The change rids the U.S. Open of one of its most identifiable features among the major championship landscape, and it’s a complete change of course for Davis, who just last year at Erin Hills said, “I don’t think in the foreseeable future you will see a change in the 18-hole playoff.”
But much can happen in a year, and now the tournament is slated to finish before sunset Sunday even in the event of a tie. Davis shared that he received feedback from three-time major champ and USGA executive board member Nick Price, who made the argument that the new format could negatively impact a player who posts a low final-round score and might wait for up to two hours while the leaders finish.
But after weighing the various pros and cons, Davis’ team opted to ditch the most grueling playoff format in golf and instead this week will head to Nos. 17 and 18 in the event of a tie after 72 holes.
“It’s not to suggest anybody else is doing it wrong.

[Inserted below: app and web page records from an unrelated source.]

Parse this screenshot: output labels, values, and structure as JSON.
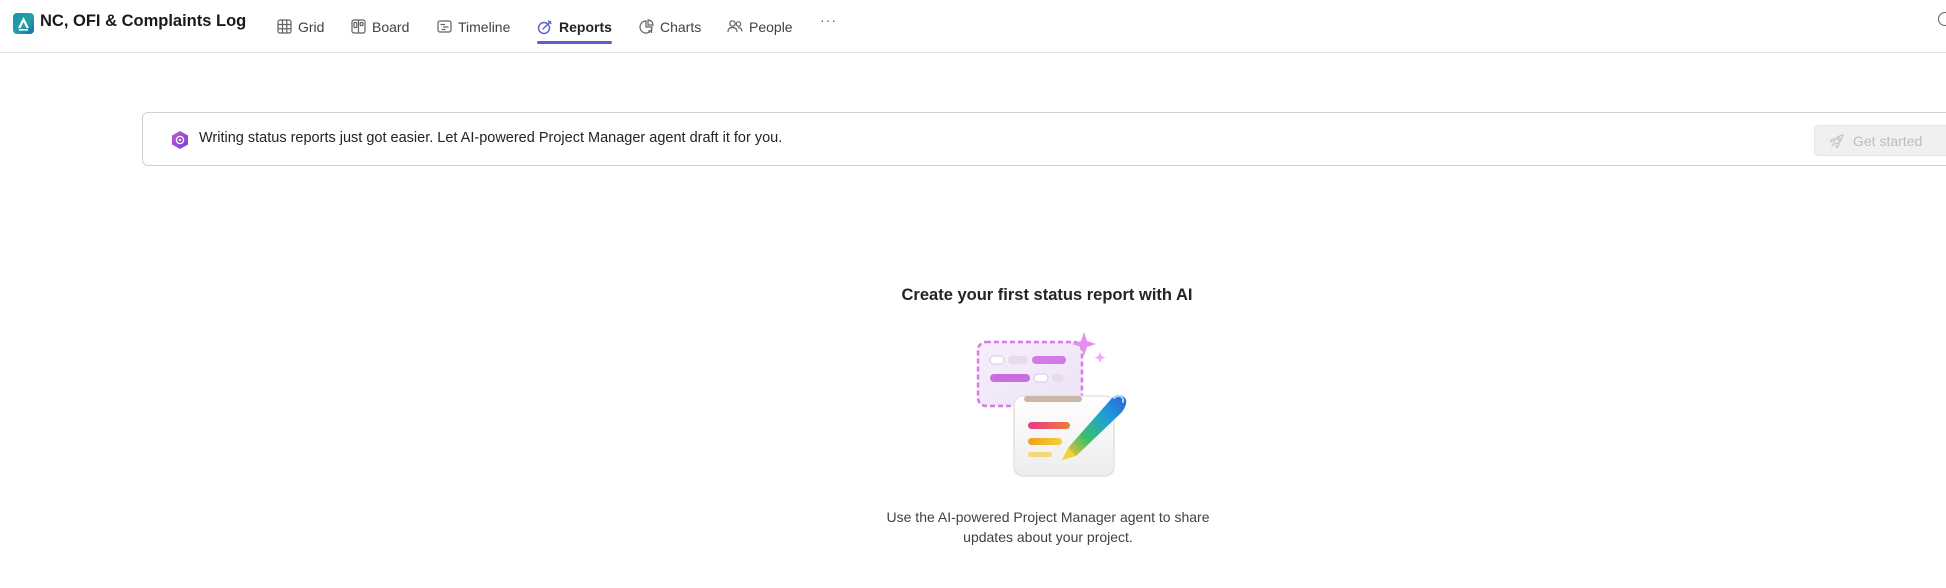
{
  "header": {
    "title": "NC, OFI & Complaints Log",
    "logo_icon": "planner-app-icon",
    "tabs": [
      {
        "label": "Grid",
        "icon": "grid-icon",
        "active": false
      },
      {
        "label": "Board",
        "icon": "board-icon",
        "active": false
      },
      {
        "label": "Timeline",
        "icon": "timeline-icon",
        "active": false
      },
      {
        "label": "Reports",
        "icon": "reports-icon",
        "active": true
      },
      {
        "label": "Charts",
        "icon": "charts-icon",
        "active": false
      },
      {
        "label": "People",
        "icon": "people-icon",
        "active": false
      }
    ],
    "more_label": "···"
  },
  "banner": {
    "icon": "copilot-agent-icon",
    "text": "Writing status reports just got easier. Let AI-powered Project Manager agent draft it for you.",
    "button_label": "Get started",
    "button_icon": "rocket-icon",
    "button_disabled": true
  },
  "empty_state": {
    "title": "Create your first status report with AI",
    "illustration": "status-report-pen-illustration",
    "description": "Use the AI-powered Project Manager agent to share updates about your project."
  },
  "colors": {
    "accent": "#5b5fc7",
    "border": "#d1d1d1",
    "disabled_text": "#bdbdbd"
  }
}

We just thought we’re going to try two holes,” Davis said. “So far, we like what we see.”